Since information is required for life but is immaterial, evolutionists have, thus far, failed to explain its origination strictly in terms of matter. They resist the fact that information always comes from a mind. Designers first build a project in their minds, then details go on paper. Specifications select exact features in advance of construction, reflecting intention and purpose--conclusive evidence of intelligent thought. Historically, every time people observe plans and specifications, their source is intelligence. So then, recognizing that the instructions to build a bird contain more information than the plans to build a jetliner, is it reasonable to believe that--only for the case of evolution--the laws of information are violated?
Let me suggest a better explanation that does not fight the facts. If you really want a refreshing way to contemplate graceful architecture, whether man-made or in nature, expand your appreciation to consider how much information was behind selecting and organizing those great building materials. Everything you see is actually fitted on a structure--a framework of unseen thoughts within a wonderful mind. Now, just conceive of the enormity of the mind that can visualize all at once all details for all life with all of their ecological interactions and write the specifications into a genetic alphabet consisting of only four letters. The Bible says that mind is the Lord Jesus Christ's and its infinite greatness is clearly seen by the things He has made (Romans 1:20).

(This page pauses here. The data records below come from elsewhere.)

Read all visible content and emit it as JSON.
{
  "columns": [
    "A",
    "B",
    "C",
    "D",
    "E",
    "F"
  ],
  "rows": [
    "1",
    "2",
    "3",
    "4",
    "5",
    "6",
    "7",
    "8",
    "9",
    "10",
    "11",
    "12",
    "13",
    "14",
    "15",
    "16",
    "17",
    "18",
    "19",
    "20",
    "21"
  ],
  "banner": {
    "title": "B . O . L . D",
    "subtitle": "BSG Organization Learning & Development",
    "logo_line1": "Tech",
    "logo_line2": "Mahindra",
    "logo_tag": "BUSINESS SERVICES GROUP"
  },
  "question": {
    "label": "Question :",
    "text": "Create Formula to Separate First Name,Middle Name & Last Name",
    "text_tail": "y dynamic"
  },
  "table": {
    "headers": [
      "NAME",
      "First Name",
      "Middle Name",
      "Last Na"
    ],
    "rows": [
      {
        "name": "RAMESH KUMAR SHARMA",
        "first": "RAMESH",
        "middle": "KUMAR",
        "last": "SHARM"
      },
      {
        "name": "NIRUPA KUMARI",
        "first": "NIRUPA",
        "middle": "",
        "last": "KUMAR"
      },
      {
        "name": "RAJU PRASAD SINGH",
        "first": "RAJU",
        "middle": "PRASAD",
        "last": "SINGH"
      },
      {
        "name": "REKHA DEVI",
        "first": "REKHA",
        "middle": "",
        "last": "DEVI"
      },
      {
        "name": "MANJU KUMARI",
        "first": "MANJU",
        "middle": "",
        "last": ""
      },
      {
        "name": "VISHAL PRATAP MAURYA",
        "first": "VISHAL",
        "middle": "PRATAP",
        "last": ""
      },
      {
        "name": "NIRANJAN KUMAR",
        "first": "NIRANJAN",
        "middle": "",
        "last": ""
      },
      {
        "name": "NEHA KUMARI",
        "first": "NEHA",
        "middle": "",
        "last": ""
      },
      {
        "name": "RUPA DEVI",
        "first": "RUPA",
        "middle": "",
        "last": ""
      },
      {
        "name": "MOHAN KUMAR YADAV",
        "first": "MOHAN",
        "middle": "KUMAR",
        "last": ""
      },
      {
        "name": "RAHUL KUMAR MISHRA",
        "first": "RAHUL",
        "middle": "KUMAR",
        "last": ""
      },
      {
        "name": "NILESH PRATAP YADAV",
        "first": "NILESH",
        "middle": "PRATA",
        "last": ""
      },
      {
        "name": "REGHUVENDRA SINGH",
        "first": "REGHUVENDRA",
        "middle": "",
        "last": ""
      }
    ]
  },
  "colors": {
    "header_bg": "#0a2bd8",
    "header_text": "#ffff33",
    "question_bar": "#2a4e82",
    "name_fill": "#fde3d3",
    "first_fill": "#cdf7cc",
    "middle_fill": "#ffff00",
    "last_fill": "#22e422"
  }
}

- Part of the thinking process, and a fundamental property of intelligent behavior, is creating ideas, intentions, forecasts, and goals. Yet, thus far, these things have not been shown to reduce down to the purely biological level since no coherent neural basis can account for them strictly within the interaction of action potentials between neurons. Some materialists question whether intentional states of the mind are even real. See Lycan, W. G. and G. Pappas. 1972. What is eliminative materialism? Australasian Journal of Philosophy. 50: 149-59; Rorty, R. 1970. In Defense of Eliminative Materialism. Review of Metaphysics. 24 (1): 112-121.
- "We have discovered the secret of life." National Centre for Biotechnology Education. Posted on ncbe.reading.ac.uk, accessed March 31, 2010.
- Guliuzza, R. 2010. Natural Selection Is Not "Nature's Design Process." Acts & Facts. 39 (4): 10-11; Guliuzza, R. 2010. Natural Selection Is Not "Nature's Intelligence." Acts & Facts. 39 (5): 10-11.
* Dr. Guliuzza is ICR's National Representative.
Cite this article: Guliuzza, R. 2010. The Mind Behind the Design. Acts & Facts. 39 (6): 10-11.